*What needs to be done*. Print every record below exactly, minus the pictures.

Data about app and page elements
# # # # # # #

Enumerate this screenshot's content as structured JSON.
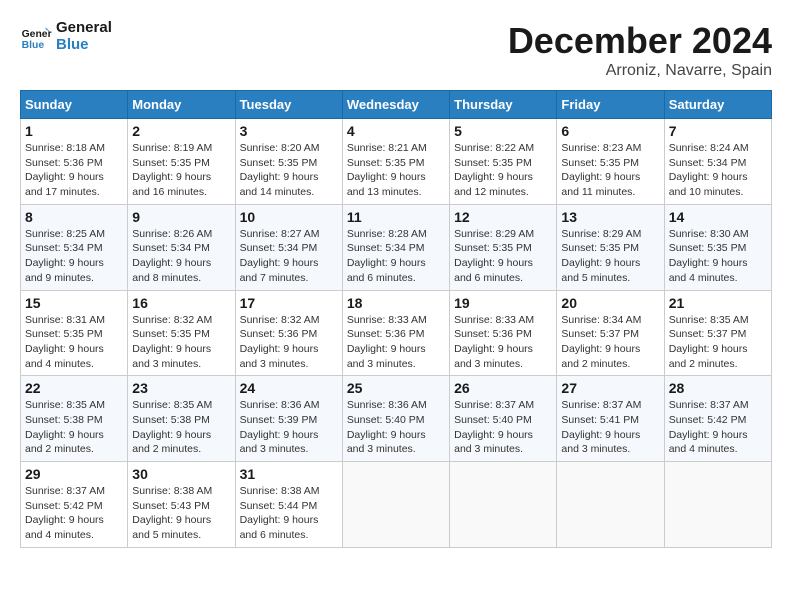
{
  "header": {
    "logo_general": "General",
    "logo_blue": "Blue",
    "month_title": "December 2024",
    "subtitle": "Arroniz, Navarre, Spain"
  },
  "calendar": {
    "days_of_week": [
      "Sunday",
      "Monday",
      "Tuesday",
      "Wednesday",
      "Thursday",
      "Friday",
      "Saturday"
    ],
    "weeks": [
      [
        {
          "day": "1",
          "sunrise": "8:18 AM",
          "sunset": "5:36 PM",
          "daylight": "9 hours and 17 minutes."
        },
        {
          "day": "2",
          "sunrise": "8:19 AM",
          "sunset": "5:35 PM",
          "daylight": "9 hours and 16 minutes."
        },
        {
          "day": "3",
          "sunrise": "8:20 AM",
          "sunset": "5:35 PM",
          "daylight": "9 hours and 14 minutes."
        },
        {
          "day": "4",
          "sunrise": "8:21 AM",
          "sunset": "5:35 PM",
          "daylight": "9 hours and 13 minutes."
        },
        {
          "day": "5",
          "sunrise": "8:22 AM",
          "sunset": "5:35 PM",
          "daylight": "9 hours and 12 minutes."
        },
        {
          "day": "6",
          "sunrise": "8:23 AM",
          "sunset": "5:35 PM",
          "daylight": "9 hours and 11 minutes."
        },
        {
          "day": "7",
          "sunrise": "8:24 AM",
          "sunset": "5:34 PM",
          "daylight": "9 hours and 10 minutes."
        }
      ],
      [
        {
          "day": "8",
          "sunrise": "8:25 AM",
          "sunset": "5:34 PM",
          "daylight": "9 hours and 9 minutes."
        },
        {
          "day": "9",
          "sunrise": "8:26 AM",
          "sunset": "5:34 PM",
          "daylight": "9 hours and 8 minutes."
        },
        {
          "day": "10",
          "sunrise": "8:27 AM",
          "sunset": "5:34 PM",
          "daylight": "9 hours and 7 minutes."
        },
        {
          "day": "11",
          "sunrise": "8:28 AM",
          "sunset": "5:34 PM",
          "daylight": "9 hours and 6 minutes."
        },
        {
          "day": "12",
          "sunrise": "8:29 AM",
          "sunset": "5:35 PM",
          "daylight": "9 hours and 6 minutes."
        },
        {
          "day": "13",
          "sunrise": "8:29 AM",
          "sunset": "5:35 PM",
          "daylight": "9 hours and 5 minutes."
        },
        {
          "day": "14",
          "sunrise": "8:30 AM",
          "sunset": "5:35 PM",
          "daylight": "9 hours and 4 minutes."
        }
      ],
      [
        {
          "day": "15",
          "sunrise": "8:31 AM",
          "sunset": "5:35 PM",
          "daylight": "9 hours and 4 minutes."
        },
        {
          "day": "16",
          "sunrise": "8:32 AM",
          "sunset": "5:35 PM",
          "daylight": "9 hours and 3 minutes."
        },
        {
          "day": "17",
          "sunrise": "8:32 AM",
          "sunset": "5:36 PM",
          "daylight": "9 hours and 3 minutes."
        },
        {
          "day": "18",
          "sunrise": "8:33 AM",
          "sunset": "5:36 PM",
          "daylight": "9 hours and 3 minutes."
        },
        {
          "day": "19",
          "sunrise": "8:33 AM",
          "sunset": "5:36 PM",
          "daylight": "9 hours and 3 minutes."
        },
        {
          "day": "20",
          "sunrise": "8:34 AM",
          "sunset": "5:37 PM",
          "daylight": "9 hours and 2 minutes."
        },
        {
          "day": "21",
          "sunrise": "8:35 AM",
          "sunset": "5:37 PM",
          "daylight": "9 hours and 2 minutes."
        }
      ],
      [
        {
          "day": "22",
          "sunrise": "8:35 AM",
          "sunset": "5:38 PM",
          "daylight": "9 hours and 2 minutes."
        },
        {
          "day": "23",
          "sunrise": "8:35 AM",
          "sunset": "5:38 PM",
          "daylight": "9 hours and 2 minutes."
        },
        {
          "day": "24",
          "sunrise": "8:36 AM",
          "sunset": "5:39 PM",
          "daylight": "9 hours and 3 minutes."
        },
        {
          "day": "25",
          "sunrise": "8:36 AM",
          "sunset": "5:40 PM",
          "daylight": "9 hours and 3 minutes."
        },
        {
          "day": "26",
          "sunrise": "8:37 AM",
          "sunset": "5:40 PM",
          "daylight": "9 hours and 3 minutes."
        },
        {
          "day": "27",
          "sunrise": "8:37 AM",
          "sunset": "5:41 PM",
          "daylight": "9 hours and 3 minutes."
        },
        {
          "day": "28",
          "sunrise": "8:37 AM",
          "sunset": "5:42 PM",
          "daylight": "9 hours and 4 minutes."
        }
      ],
      [
        {
          "day": "29",
          "sunrise": "8:37 AM",
          "sunset": "5:42 PM",
          "daylight": "9 hours and 4 minutes."
        },
        {
          "day": "30",
          "sunrise": "8:38 AM",
          "sunset": "5:43 PM",
          "daylight": "9 hours and 5 minutes."
        },
        {
          "day": "31",
          "sunrise": "8:38 AM",
          "sunset": "5:44 PM",
          "daylight": "9 hours and 6 minutes."
        },
        null,
        null,
        null,
        null
      ]
    ]
  }
}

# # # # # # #

*Expected answer*.
Enumerate this screenshot's content as structured JSON.
{
  "header": {
    "logo_general": "General",
    "logo_blue": "Blue",
    "month_title": "December 2024",
    "subtitle": "Arroniz, Navarre, Spain"
  },
  "calendar": {
    "days_of_week": [
      "Sunday",
      "Monday",
      "Tuesday",
      "Wednesday",
      "Thursday",
      "Friday",
      "Saturday"
    ],
    "weeks": [
      [
        {
          "day": "1",
          "sunrise": "8:18 AM",
          "sunset": "5:36 PM",
          "daylight": "9 hours and 17 minutes."
        },
        {
          "day": "2",
          "sunrise": "8:19 AM",
          "sunset": "5:35 PM",
          "daylight": "9 hours and 16 minutes."
        },
        {
          "day": "3",
          "sunrise": "8:20 AM",
          "sunset": "5:35 PM",
          "daylight": "9 hours and 14 minutes."
        },
        {
          "day": "4",
          "sunrise": "8:21 AM",
          "sunset": "5:35 PM",
          "daylight": "9 hours and 13 minutes."
        },
        {
          "day": "5",
          "sunrise": "8:22 AM",
          "sunset": "5:35 PM",
          "daylight": "9 hours and 12 minutes."
        },
        {
          "day": "6",
          "sunrise": "8:23 AM",
          "sunset": "5:35 PM",
          "daylight": "9 hours and 11 minutes."
        },
        {
          "day": "7",
          "sunrise": "8:24 AM",
          "sunset": "5:34 PM",
          "daylight": "9 hours and 10 minutes."
        }
      ],
      [
        {
          "day": "8",
          "sunrise": "8:25 AM",
          "sunset": "5:34 PM",
          "daylight": "9 hours and 9 minutes."
        },
        {
          "day": "9",
          "sunrise": "8:26 AM",
          "sunset": "5:34 PM",
          "daylight": "9 hours and 8 minutes."
        },
        {
          "day": "10",
          "sunrise": "8:27 AM",
          "sunset": "5:34 PM",
          "daylight": "9 hours and 7 minutes."
        },
        {
          "day": "11",
          "sunrise": "8:28 AM",
          "sunset": "5:34 PM",
          "daylight": "9 hours and 6 minutes."
        },
        {
          "day": "12",
          "sunrise": "8:29 AM",
          "sunset": "5:35 PM",
          "daylight": "9 hours and 6 minutes."
        },
        {
          "day": "13",
          "sunrise": "8:29 AM",
          "sunset": "5:35 PM",
          "daylight": "9 hours and 5 minutes."
        },
        {
          "day": "14",
          "sunrise": "8:30 AM",
          "sunset": "5:35 PM",
          "daylight": "9 hours and 4 minutes."
        }
      ],
      [
        {
          "day": "15",
          "sunrise": "8:31 AM",
          "sunset": "5:35 PM",
          "daylight": "9 hours and 4 minutes."
        },
        {
          "day": "16",
          "sunrise": "8:32 AM",
          "sunset": "5:35 PM",
          "daylight": "9 hours and 3 minutes."
        },
        {
          "day": "17",
          "sunrise": "8:32 AM",
          "sunset": "5:36 PM",
          "daylight": "9 hours and 3 minutes."
        },
        {
          "day": "18",
          "sunrise": "8:33 AM",
          "sunset": "5:36 PM",
          "daylight": "9 hours and 3 minutes."
        },
        {
          "day": "19",
          "sunrise": "8:33 AM",
          "sunset": "5:36 PM",
          "daylight": "9 hours and 3 minutes."
        },
        {
          "day": "20",
          "sunrise": "8:34 AM",
          "sunset": "5:37 PM",
          "daylight": "9 hours and 2 minutes."
        },
        {
          "day": "21",
          "sunrise": "8:35 AM",
          "sunset": "5:37 PM",
          "daylight": "9 hours and 2 minutes."
        }
      ],
      [
        {
          "day": "22",
          "sunrise": "8:35 AM",
          "sunset": "5:38 PM",
          "daylight": "9 hours and 2 minutes."
        },
        {
          "day": "23",
          "sunrise": "8:35 AM",
          "sunset": "5:38 PM",
          "daylight": "9 hours and 2 minutes."
        },
        {
          "day": "24",
          "sunrise": "8:36 AM",
          "sunset": "5:39 PM",
          "daylight": "9 hours and 3 minutes."
        },
        {
          "day": "25",
          "sunrise": "8:36 AM",
          "sunset": "5:40 PM",
          "daylight": "9 hours and 3 minutes."
        },
        {
          "day": "26",
          "sunrise": "8:37 AM",
          "sunset": "5:40 PM",
          "daylight": "9 hours and 3 minutes."
        },
        {
          "day": "27",
          "sunrise": "8:37 AM",
          "sunset": "5:41 PM",
          "daylight": "9 hours and 3 minutes."
        },
        {
          "day": "28",
          "sunrise": "8:37 AM",
          "sunset": "5:42 PM",
          "daylight": "9 hours and 4 minutes."
        }
      ],
      [
        {
          "day": "29",
          "sunrise": "8:37 AM",
          "sunset": "5:42 PM",
          "daylight": "9 hours and 4 minutes."
        },
        {
          "day": "30",
          "sunrise": "8:38 AM",
          "sunset": "5:43 PM",
          "daylight": "9 hours and 5 minutes."
        },
        {
          "day": "31",
          "sunrise": "8:38 AM",
          "sunset": "5:44 PM",
          "daylight": "9 hours and 6 minutes."
        },
        null,
        null,
        null,
        null
      ]
    ]
  }
}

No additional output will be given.